Segment Open

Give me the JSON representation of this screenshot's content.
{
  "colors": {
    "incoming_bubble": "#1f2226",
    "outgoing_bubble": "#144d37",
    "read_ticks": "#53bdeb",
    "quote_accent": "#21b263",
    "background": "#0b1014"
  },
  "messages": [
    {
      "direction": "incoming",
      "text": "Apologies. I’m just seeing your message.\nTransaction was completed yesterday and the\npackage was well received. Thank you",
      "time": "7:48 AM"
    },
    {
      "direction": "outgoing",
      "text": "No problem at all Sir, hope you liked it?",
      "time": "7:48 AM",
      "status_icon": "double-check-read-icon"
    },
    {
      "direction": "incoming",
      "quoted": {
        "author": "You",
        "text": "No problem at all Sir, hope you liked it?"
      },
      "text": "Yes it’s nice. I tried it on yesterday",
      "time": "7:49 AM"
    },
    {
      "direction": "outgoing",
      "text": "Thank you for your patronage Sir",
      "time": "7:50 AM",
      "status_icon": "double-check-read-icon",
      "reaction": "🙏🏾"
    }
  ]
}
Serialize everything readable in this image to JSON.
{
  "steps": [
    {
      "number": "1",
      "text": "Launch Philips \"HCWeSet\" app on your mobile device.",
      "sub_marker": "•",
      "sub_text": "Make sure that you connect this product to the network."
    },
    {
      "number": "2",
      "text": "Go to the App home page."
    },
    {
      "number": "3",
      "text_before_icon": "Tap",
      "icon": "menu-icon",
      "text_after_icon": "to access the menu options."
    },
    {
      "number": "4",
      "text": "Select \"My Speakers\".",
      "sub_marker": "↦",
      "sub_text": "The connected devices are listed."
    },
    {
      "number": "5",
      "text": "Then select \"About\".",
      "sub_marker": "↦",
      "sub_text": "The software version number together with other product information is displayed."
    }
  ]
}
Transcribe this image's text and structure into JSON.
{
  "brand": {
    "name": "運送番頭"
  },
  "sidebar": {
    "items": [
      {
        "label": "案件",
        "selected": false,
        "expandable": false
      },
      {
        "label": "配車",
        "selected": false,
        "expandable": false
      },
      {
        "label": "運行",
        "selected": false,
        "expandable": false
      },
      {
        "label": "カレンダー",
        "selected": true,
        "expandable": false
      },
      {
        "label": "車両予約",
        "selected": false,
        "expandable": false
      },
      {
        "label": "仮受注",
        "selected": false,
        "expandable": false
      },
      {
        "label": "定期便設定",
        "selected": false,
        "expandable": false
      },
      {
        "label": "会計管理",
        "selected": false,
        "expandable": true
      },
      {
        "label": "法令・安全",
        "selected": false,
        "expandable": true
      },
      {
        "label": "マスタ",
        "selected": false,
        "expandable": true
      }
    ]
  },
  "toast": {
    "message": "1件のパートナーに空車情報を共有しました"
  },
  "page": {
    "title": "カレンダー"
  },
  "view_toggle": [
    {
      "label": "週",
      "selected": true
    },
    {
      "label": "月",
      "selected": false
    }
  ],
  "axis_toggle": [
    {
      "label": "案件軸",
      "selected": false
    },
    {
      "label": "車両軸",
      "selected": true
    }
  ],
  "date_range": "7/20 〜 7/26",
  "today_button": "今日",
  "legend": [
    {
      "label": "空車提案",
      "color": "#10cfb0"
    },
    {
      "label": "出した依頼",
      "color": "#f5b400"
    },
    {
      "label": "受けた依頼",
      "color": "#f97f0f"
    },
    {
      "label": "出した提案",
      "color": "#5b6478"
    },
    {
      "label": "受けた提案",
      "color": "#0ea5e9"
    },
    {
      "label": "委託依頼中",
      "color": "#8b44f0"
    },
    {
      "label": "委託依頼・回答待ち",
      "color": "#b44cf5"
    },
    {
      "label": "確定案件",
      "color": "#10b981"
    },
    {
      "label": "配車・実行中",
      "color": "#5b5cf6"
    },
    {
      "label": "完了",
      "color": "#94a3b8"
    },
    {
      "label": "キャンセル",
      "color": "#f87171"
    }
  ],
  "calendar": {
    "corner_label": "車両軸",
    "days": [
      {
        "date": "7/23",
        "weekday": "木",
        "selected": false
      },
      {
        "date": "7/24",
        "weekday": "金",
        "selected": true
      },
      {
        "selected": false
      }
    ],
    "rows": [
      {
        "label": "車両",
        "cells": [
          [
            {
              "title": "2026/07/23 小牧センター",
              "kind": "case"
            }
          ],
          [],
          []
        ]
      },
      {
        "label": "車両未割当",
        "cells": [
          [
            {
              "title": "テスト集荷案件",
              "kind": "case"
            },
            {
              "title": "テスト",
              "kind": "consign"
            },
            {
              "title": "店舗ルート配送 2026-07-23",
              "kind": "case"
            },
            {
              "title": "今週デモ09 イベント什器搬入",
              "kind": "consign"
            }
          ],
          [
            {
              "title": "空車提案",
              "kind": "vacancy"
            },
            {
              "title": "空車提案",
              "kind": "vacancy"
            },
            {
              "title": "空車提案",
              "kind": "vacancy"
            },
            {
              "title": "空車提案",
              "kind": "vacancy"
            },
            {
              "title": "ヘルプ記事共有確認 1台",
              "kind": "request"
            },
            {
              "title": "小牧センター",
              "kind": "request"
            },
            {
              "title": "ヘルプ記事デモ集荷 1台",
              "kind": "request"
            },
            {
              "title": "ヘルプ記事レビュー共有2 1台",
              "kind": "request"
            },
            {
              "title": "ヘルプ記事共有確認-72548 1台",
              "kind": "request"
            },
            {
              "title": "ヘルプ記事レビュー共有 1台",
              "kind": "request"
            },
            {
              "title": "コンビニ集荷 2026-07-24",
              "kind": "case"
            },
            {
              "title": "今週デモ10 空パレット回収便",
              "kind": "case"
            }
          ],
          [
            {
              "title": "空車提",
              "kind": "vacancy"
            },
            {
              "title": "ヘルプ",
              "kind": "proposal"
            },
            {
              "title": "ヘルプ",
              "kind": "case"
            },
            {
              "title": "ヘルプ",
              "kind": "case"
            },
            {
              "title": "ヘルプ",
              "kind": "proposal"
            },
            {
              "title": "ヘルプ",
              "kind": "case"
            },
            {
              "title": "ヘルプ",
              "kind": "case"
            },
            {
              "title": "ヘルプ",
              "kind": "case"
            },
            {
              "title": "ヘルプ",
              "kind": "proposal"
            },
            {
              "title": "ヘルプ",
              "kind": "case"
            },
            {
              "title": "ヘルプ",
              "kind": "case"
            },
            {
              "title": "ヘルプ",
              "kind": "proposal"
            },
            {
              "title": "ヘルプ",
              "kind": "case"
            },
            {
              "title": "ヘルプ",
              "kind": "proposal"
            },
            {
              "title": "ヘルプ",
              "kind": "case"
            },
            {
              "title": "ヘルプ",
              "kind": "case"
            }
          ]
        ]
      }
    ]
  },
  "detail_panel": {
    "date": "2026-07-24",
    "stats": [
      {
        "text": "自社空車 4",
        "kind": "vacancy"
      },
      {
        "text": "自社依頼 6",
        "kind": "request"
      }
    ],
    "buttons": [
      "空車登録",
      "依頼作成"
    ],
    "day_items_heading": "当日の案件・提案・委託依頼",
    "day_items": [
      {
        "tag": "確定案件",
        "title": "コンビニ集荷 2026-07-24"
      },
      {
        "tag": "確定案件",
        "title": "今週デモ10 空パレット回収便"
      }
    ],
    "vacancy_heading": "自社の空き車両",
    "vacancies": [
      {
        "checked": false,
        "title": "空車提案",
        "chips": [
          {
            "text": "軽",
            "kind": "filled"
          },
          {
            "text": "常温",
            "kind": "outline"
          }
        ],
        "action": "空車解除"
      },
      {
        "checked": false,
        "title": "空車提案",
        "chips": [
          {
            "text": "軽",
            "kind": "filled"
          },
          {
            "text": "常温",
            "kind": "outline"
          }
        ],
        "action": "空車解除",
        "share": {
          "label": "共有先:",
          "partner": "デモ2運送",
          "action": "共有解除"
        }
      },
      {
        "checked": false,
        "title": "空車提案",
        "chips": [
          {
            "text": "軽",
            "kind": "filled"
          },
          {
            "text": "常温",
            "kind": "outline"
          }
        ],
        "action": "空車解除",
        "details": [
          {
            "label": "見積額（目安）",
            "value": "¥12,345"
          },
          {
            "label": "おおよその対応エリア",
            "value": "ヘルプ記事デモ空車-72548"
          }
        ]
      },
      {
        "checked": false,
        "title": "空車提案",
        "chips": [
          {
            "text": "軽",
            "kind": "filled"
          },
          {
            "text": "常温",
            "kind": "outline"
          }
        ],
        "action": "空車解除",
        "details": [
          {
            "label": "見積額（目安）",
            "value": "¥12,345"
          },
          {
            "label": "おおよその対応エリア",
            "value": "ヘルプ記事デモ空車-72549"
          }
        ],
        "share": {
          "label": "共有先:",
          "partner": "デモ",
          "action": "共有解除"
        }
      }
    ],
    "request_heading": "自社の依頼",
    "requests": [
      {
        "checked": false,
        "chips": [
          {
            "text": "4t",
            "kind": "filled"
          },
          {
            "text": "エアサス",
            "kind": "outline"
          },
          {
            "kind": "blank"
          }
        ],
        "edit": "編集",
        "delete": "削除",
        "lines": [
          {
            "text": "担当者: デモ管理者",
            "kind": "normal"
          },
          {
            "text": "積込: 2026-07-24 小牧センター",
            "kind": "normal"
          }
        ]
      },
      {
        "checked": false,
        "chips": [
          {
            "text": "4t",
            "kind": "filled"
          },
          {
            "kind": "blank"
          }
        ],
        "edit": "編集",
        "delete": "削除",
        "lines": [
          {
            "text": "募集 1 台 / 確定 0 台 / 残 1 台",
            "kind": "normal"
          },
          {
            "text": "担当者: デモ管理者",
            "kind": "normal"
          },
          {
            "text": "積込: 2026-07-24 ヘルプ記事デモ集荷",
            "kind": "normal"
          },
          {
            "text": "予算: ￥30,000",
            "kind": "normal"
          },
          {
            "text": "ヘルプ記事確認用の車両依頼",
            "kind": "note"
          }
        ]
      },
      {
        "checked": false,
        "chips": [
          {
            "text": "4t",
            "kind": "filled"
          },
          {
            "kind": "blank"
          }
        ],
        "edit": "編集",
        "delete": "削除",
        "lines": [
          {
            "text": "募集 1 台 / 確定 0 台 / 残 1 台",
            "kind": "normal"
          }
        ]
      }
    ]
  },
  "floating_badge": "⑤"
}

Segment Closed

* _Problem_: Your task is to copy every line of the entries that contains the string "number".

* _Exercise response_:
      "number": "1",
      "number": "2",
      "number": "3",
      "number": "4",
      "number": "5",
      "sub_text": "The software version number together with other product information is displayed."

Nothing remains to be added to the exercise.